I suspect that anyone that read my last blog might think that I am against shared custody or that I believe it to be impossible. That is not the case. Rather, my point in that post was to address possibly bad faith requests for joint custody by those people who have historically neither spent a lot of time with the children nor did much of the actual parenting.
But shared parenting time is not an impossibility. Supposedly, it requires parents who have the ability to communicate and cooperate. That said, I have seen parents who cannot have a civil word with each other effectively co-parent.
Shared parenting, by New Jersey standards, is anything between 28% (104 overnights) and 50% of the overnights with the children. Curiously, these definitions actually stem from the child support guidelines. When the newest iteration of the Guidelines came into being in 1997 or 1998, they had two different worksheets – a sole parenting worksheet and a shared parenting worksheet (104 overnights and over). While non-custodial parents now got child support reductions with each overnight, the credit was greater using a shared parenting worksheet.

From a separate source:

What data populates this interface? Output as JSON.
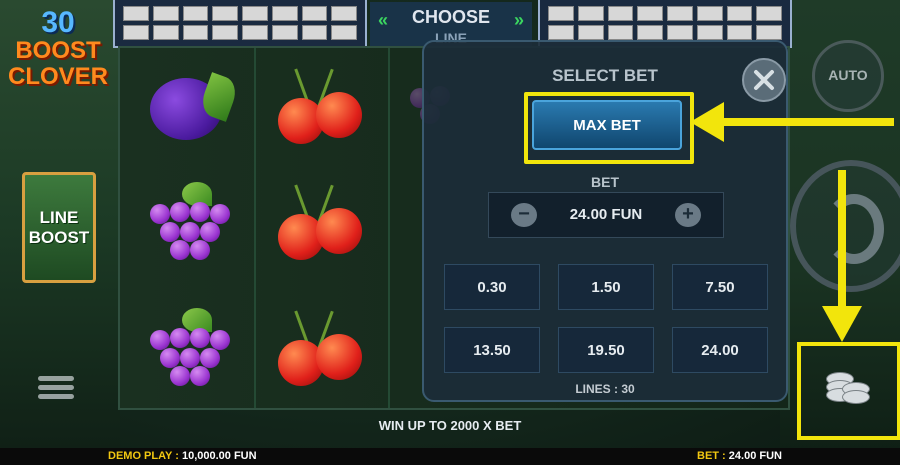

As a result of the new guidelines, negotiations over additional overnights began, in many cases for obvious reasons.
One of the most common questions people ask when settling their divorce matter is, how do we figure out what the child support payment is going to be? Well, as set forth in one of our recent blog posts found here, Child Support Guidelines in New Jersey control where parties combined net after tax income is less than approximately $185,000. As also set forth in that prior entry, while a custodial parent cannot bargain away their right to child support and there generally cannot be an agreement to pay less than that set forth in the Guidelines, there may be an enforceable agreement to pay more. Apparently, an agreement to pay more may hold true even where the number agreed upon was inadvertently higher than required.
In resolving child support, it is critical for the settling parties to set forth in the Marital Settlement Agreement the basis for how child support was reached – such as whether support was calculated pursuant to the Guidelines, as well as attach to the Agreement the Child Support Guidelines worksheet itself. This will clarify whether the child support number set forth in the Agreement was part of an overall settlement of the parties’ parenting and financial issues or, by contrast, a unilateral or mutual mistake of the parties.
The perils of not following these basic steps can be costly, as recently addressed by the Appellate Division in Haskoor v. Haskoor. There, the parties entered into a Marital Settlement Agreement resolving their custody and financial issues. A weekly child support amount was included, as well as terms addressing the husband’s parenting time. Less than 2 years after following the divorce, the wife sought to reduce the husband’s parenting time while increasing his child support obligation. In responding, the husband indicated that it was at that time that he first realized that the "sole parenting worksheet" rather than the "shared parenting worksheet" had been used to calculate child support in the settlement agreement, thereby obligating him to pay a higher level of child support. The husband also argued that the sole parenting worksheet applied used the wrong amount of alimony.